Most teams who have been in the Rockets’ situation before opted to lose as many games as possible, hoping that the draft lottery gods show them favor and reward them with the number one pick in the draft. In a vacuum, this would be the logical conclusion for Rafael Stone as well.
However, as Rockets fans have long anticipated, the trade that sent Chris Paul, two first-round picks and two first-round pick swaps to Oklahoma City for Russell Westbrook has come back to haunt them.
Looking forward to the 2021 draft, the Oklahoma City Thunder own the rights to the Rockets’ first-round pick if it falls outside of the top four (in actuality, the Rockets are a part of a much more convoluted series of pick swaps that can be studied in greater detail here).
Further complicating matters, are the revisions to the NBA draft lottery odds in recent years.
Starting in 2017, the NBA Board of Governors made a series of rule changes to the lottery with the intent of discouraging teams from tanking. Now, teams with the three worst records in the league only maintain a 52.1% chance of drawing a pick within the top four.
With that in mind, if the Rockets fully embrace tanking this year and finish within the bottom three, there would still be a nearly 50 percent chance that their pick would still belong to the Oklahoma City Thunder.
Despite all of the risk though, the 2021 draft class is regarded as one of the deepest in recent memory, headlined by players such as Cade Cunningham, Evan Mobley, Jalen Suggs and Jonathan Kuminga. As Rafael Stone weighs the pros and cons of tanking, he may see the possibility of landing a top-end prospect worth the risk.
The long road of rebuilding an NBA team is fraught with pitfalls along the way. And regardless of the direction that Rafael Stone ultimately decides to take in the coming years, there will likely be a schism among Rockets fans about whether the team is on the right track.

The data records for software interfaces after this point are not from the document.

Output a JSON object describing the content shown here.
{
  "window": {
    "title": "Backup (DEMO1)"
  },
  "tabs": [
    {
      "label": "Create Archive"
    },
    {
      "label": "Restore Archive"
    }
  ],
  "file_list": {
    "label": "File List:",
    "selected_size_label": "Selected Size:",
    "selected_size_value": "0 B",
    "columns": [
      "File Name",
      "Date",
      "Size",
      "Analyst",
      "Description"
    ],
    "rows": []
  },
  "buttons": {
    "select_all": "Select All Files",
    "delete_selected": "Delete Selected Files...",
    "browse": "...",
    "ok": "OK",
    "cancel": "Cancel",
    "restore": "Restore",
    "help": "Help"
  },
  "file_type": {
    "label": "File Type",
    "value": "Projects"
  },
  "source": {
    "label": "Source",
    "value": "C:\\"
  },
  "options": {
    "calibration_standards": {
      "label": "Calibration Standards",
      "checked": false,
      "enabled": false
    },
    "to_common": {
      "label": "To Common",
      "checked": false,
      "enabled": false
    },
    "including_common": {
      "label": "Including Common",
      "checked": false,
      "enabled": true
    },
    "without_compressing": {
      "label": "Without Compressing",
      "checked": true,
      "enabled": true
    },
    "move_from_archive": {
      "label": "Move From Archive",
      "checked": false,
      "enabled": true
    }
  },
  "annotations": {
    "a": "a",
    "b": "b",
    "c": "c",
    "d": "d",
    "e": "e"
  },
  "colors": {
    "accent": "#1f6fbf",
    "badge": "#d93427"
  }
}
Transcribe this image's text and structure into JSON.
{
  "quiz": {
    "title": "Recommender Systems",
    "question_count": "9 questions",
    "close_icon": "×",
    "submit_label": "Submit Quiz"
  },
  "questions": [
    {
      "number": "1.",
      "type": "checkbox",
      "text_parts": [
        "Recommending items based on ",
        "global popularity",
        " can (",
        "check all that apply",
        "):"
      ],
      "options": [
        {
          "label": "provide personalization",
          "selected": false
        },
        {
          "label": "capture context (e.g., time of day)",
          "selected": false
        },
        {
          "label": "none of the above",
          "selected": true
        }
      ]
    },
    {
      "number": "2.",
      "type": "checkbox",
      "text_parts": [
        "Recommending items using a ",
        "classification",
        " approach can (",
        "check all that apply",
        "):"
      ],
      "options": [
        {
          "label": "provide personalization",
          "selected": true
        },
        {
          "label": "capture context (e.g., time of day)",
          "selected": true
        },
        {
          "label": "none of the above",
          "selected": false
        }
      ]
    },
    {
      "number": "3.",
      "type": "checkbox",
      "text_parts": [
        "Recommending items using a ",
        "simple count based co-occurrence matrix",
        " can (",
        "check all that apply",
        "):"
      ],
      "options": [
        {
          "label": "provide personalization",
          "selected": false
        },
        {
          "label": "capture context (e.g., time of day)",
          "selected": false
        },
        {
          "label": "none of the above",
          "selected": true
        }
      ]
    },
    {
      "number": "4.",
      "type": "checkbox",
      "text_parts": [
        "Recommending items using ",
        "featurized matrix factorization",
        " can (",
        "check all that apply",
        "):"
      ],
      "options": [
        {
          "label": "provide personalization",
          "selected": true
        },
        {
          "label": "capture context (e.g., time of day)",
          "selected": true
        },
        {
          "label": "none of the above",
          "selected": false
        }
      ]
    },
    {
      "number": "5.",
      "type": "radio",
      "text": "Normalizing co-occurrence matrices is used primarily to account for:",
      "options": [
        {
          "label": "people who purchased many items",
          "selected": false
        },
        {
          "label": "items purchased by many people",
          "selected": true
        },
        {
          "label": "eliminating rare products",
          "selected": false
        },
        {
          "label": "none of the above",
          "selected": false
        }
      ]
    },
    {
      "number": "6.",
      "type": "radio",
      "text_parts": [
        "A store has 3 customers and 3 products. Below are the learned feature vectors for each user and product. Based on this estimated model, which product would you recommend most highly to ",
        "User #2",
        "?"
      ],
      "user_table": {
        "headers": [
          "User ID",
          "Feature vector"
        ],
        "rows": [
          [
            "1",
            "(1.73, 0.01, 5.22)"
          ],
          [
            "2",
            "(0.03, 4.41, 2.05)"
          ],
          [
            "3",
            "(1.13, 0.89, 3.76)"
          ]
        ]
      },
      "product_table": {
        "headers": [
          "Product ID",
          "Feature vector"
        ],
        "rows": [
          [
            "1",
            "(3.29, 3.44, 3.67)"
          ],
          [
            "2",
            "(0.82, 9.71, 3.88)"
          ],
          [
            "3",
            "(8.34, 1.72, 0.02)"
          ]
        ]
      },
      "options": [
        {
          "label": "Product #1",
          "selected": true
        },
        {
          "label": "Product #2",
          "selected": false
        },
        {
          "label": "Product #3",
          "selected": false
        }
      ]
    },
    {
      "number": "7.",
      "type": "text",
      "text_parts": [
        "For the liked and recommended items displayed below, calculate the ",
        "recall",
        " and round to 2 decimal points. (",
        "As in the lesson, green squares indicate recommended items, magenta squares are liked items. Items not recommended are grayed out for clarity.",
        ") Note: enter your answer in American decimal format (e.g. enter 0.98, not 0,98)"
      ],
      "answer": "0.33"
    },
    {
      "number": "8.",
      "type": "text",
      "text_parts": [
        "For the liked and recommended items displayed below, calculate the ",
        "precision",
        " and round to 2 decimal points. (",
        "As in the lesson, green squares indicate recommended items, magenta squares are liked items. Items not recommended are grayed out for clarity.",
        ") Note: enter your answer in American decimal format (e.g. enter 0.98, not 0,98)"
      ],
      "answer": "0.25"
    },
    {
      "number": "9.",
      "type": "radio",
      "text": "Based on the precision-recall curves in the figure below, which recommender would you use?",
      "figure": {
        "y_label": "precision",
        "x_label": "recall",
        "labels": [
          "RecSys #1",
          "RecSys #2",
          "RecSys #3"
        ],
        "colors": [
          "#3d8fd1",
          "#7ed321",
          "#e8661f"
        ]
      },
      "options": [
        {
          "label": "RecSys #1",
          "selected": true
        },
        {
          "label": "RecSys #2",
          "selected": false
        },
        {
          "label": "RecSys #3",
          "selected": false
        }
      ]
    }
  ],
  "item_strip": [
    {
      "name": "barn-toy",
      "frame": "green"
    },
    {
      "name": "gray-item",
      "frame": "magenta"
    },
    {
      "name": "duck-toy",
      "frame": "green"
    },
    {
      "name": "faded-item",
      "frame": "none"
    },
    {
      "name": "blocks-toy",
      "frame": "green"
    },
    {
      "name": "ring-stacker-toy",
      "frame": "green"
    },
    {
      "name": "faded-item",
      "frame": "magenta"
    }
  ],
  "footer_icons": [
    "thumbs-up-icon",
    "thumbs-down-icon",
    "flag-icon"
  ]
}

In short, Daryl Morey’s predecessor has his work cut out for him.